One of two adaptations of Elmore Leonard's 52 Pick-Up produced and released by Cannon Films in the mid '80s, any resemblance between J. Lee Thompson's The Ambassador and John Frankenheimer's subsequent 1986 version (which starred Roy Scheider and Ann-Margret) ends with the basic storyline. Set in sand-blasted, terror-torn Middle East, where all sides wage war against each other on a daily basis, the film finds the great Robert Mitchum ‒ during his "I'm Just Doing This for the Free Booze" point in his long career ‒ as a U.S. Ambassador who just wants everyone to get together, talk their issues out, and give that whole peace thing a chance.

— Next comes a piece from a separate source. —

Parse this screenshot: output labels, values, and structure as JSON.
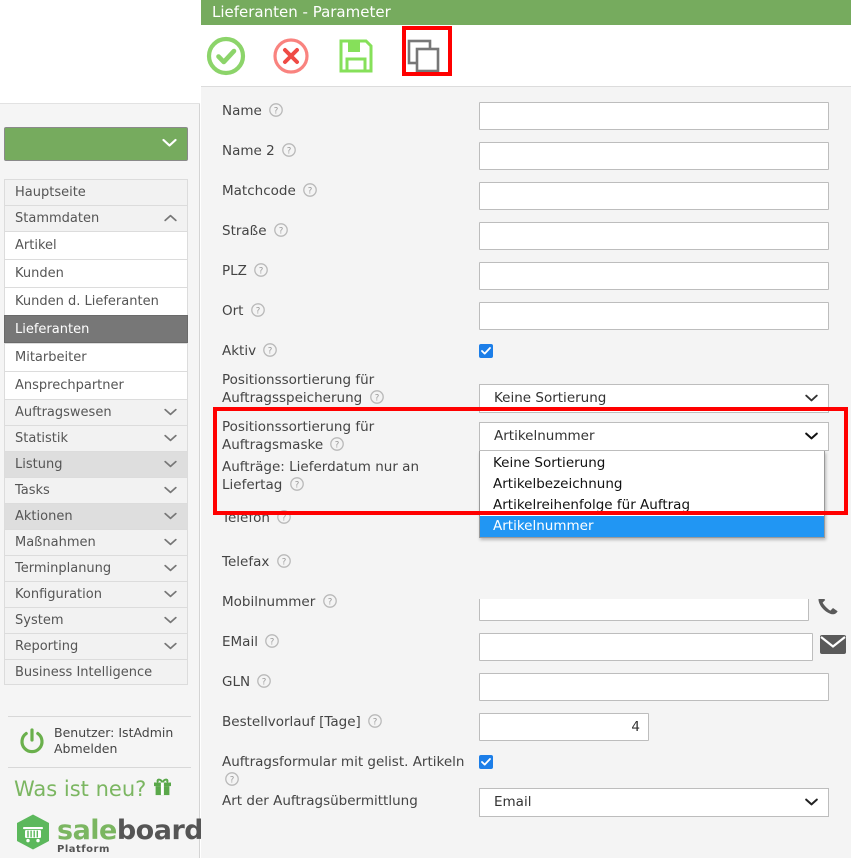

Alas, as anyone who has ever seen an '80s action film from the Golan-Globus partnership full well knows, that isn't likely to happen here. But what we do get within the duration of this entertaining low-budget political thriller is a lot of gunplay, explosions, intrigue, and those quaint little gaps and continuity errors Cannon movies are so fondly admired for today.
After Mitchum's philandering wife, played by Ellen Burstyn (whom we get to see topless, just to satisfy another one of Cannon's exploitation requirements) is injured in a bombing, our would-be peacemaker begins to receive mysterious phone calls threatening to expose her and her local lover (Italian exploitation genre regular Fabio Testi, who was presumably hired solely to help sell tickets in Europe). And it is this section of the story which is the most compelling, as it sends a noticeably ill ‒ but nevertheless determined ‒ Rock Hudson (in what would prove to be his final big-screen role) out on a quest to track down the blackmailers (including Enter the Ninja comic relief Zachi Noy).
Naturally, an exploitation movie from Israeli producers about warring for peace in the Middle East amid the Reagan Era wouldn't be complete without a KGB assassin added to the mix somewhere. Sure, it's a fairly useless subplot, but then, it's not like The Ambassador won an Oscar or anything. It's an exploitative B-movie thinly disguised as a social commentary, plain and simple. But of course, that's just one of those things we have all come to love about Cannon movies. Plus, The Ambassador includes a supporting role by the always subtly enjoyable Donald Pleasence (as the Israeli Defense Minister!) and a cheesy score by Savage Weekend composer Dov Seltzer.
One of the final contributions to film by Cape Fear and Conquest of the Planet of the Apes director J. Lee Thompson, The Ambassador arrives on Blu-ray from Kino Lorber under license from MGM. The new 1080p MPEG-4/AVC transfer looks quite nice throughout, and is presented in its intended 1.85:1 widescreen aspect ratio. The DTS-HD 2.0 Mono soundtrack delivers all dialogue and booms adequately. Although there is a subtitle option available during playback, there isn't anything on it. An included audio commentary is provided by editor Mark Goldblatt, who is joined by historians (and fans) Howard S. Berger and Nathaniel Thompson (with a guest bark by an anonymous doggy).
Wrapping up this relic from the '80s film factory are two trailers. The first, made for the domestic US audience, touts the title as something more akin to Cannon/J. Lee Thompson's Charles Bronson movies of the time, and is narrated by legendary Jaws voiceover artist Percy Rodrigues. The second preview was made for the International circuit, meaning it doesn't try to sell it as a "American guy becomes a one-man army" flick (and which even acknowledges Fabio Testi's presence in the film, let alone his very existence).
Place open the mini-bar, do your best to keep up with Robert Mitchum, and enjoy.